JOSH WARRINGTON has taken a long road to sudden fame. After turning professional in 2009 he won the English title in 2012 but only made his breakthrough when, in rapid succession, he beat Samir Mouneimne in Hull for the Commonwealth featherweight title, defended it against Rendall Munroe in Manchester in April and then won the British title against Martin Lindsay this May.
That triumph came on a Wednesday night but served up lively entertainment with a cracking atmosphere in his Leeds hometown. Warrington expects an even better occasion on October 4 when he returns to the First Direct Arena.
“On a Saturday night, with eight, 10 weeks promotion, it’ll be massive. There was already a massive buzz after the last one, all of Leeds were talking about it, the whole city got behind it. So I think next round it’ll be double or treble the numbers that were there last time,” Josh told Boxing News.
“We’ve not had much glory days with football,” he added. “People like to celebrate someone who’s doing well.”
The wait, Warrington insists, has been worth it. “It’s been a blessing in disguise, I’ve not had it handed to me on a plate. I had to work. It’s like I’ve done my apprenticeship. I won an English title, a Commonwealth title and British title. I waited patiently. I’ve never called anyone out. I just boxed who’s been put in front of me and took my opportunites when they’ve come,” he said.
“It’s always been my dream to win the British and I won it in quite quick succession [after the Commonwealth]. I’m buzzing that I’ve done that.

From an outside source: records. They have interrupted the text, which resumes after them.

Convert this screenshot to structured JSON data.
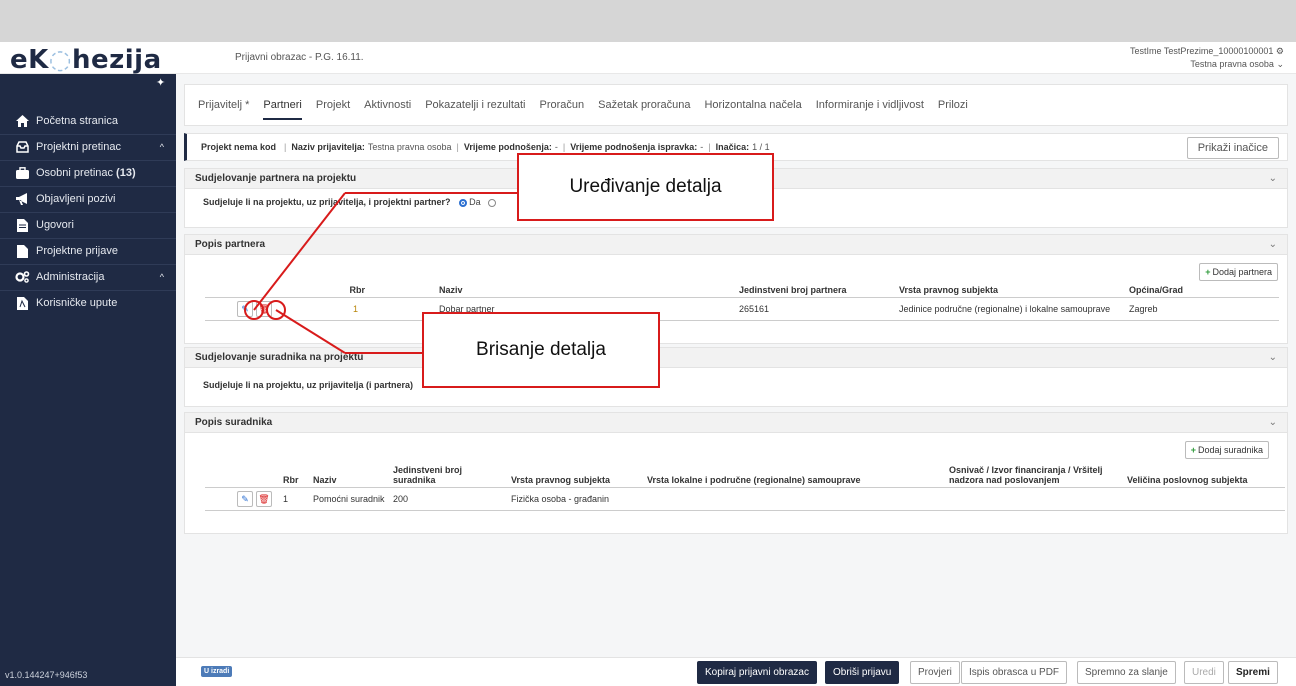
{
  "app": {
    "logo": {
      "e": "e",
      "k": "K",
      "o": "◌",
      "rest": "hezija"
    },
    "form_title": "Prijavni obrazac - P.G. 16.11.",
    "user_name": "TestIme TestPrezime_10000100001",
    "user_org": "Testna pravna osoba"
  },
  "sidebar": {
    "items": [
      {
        "label": "Početna stranica",
        "icon": "home-icon"
      },
      {
        "label": "Projektni pretinac",
        "icon": "inbox-icon",
        "caret": "^"
      },
      {
        "label": "Osobni pretinac",
        "count": "(13)",
        "icon": "briefcase-icon"
      },
      {
        "label": "Objavljeni pozivi",
        "icon": "megaphone-icon"
      },
      {
        "label": "Ugovori",
        "icon": "document-icon"
      },
      {
        "label": "Projektne prijave",
        "icon": "file-icon"
      },
      {
        "label": "Administracija",
        "icon": "cogs-icon",
        "caret": "^"
      },
      {
        "label": "Korisničke upute",
        "icon": "pdf-icon"
      }
    ],
    "version": "v1.0.144247+946f53"
  },
  "tabs": [
    "Prijavitelj *",
    "Partneri",
    "Projekt",
    "Aktivnosti",
    "Pokazatelji i rezultati",
    "Proračun",
    "Sažetak proračuna",
    "Horizontalna načela",
    "Informiranje i vidljivost",
    "Prilozi"
  ],
  "infobar": {
    "code": "Projekt nema kod",
    "applicant_label": "Naziv prijavitelja:",
    "applicant_value": "Testna pravna osoba",
    "submitted_label": "Vrijeme podnošenja:",
    "submitted_value": "-",
    "corrected_label": "Vrijeme podnošenja ispravka:",
    "corrected_value": "-",
    "version_label": "Inačica:",
    "version_value": "1 / 1",
    "show_versions": "Prikaži inačice"
  },
  "partners_participation": {
    "title": "Sudjelovanje partnera na projektu",
    "question": "Sudjeluje li na projektu, uz prijavitelja, i projektni partner?",
    "yes": "Da"
  },
  "partners_list": {
    "title": "Popis partnera",
    "add": "Dodaj partnera",
    "headers": [
      "Rbr",
      "Naziv",
      "Jedinstveni broj partnera",
      "Vrsta pravnog subjekta",
      "Općina/Grad"
    ],
    "rows": [
      [
        "1",
        "Dobar partner",
        "265161",
        "Jedinice područne (regionalne) i lokalne samouprave",
        "Zagreb"
      ]
    ]
  },
  "collab_participation": {
    "title": "Sudjelovanje suradnika na projektu",
    "question": "Sudjeluje li na projektu, uz prijavitelja (i partnera)"
  },
  "collab_list": {
    "title": "Popis suradnika",
    "add": "Dodaj suradnika",
    "headers": [
      "Rbr",
      "Naziv",
      "Jedinstveni broj suradnika",
      "Vrsta pravnog subjekta",
      "Vrsta lokalne i područne (regionalne) samouprave",
      "Osnivač / Izvor financiranja / Vršitelj nadzora nad poslovanjem",
      "Veličina poslovnog subjekta"
    ],
    "rows": [
      [
        "1",
        "Pomoćni suradnik",
        "200",
        "Fizička osoba - građanin",
        "",
        "",
        ""
      ]
    ]
  },
  "footer": {
    "badge": "U izradi",
    "buttons": [
      "Kopiraj prijavni obrazac",
      "Obriši prijavu",
      "Provjeri",
      "Ispis obrasca u PDF",
      "Spremno za slanje",
      "Uredi",
      "Spremi"
    ]
  },
  "callouts": {
    "edit": "Uređivanje detalja",
    "delete": "Brisanje detalja"
  },
  "colors": {
    "sidebar": "#1f2a44",
    "callout": "#d81b1b",
    "accent": "#2b6fd1"
  }
}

“With that kind of fanbase you want to keep on fighting and making nights like that, they’re memories for life.”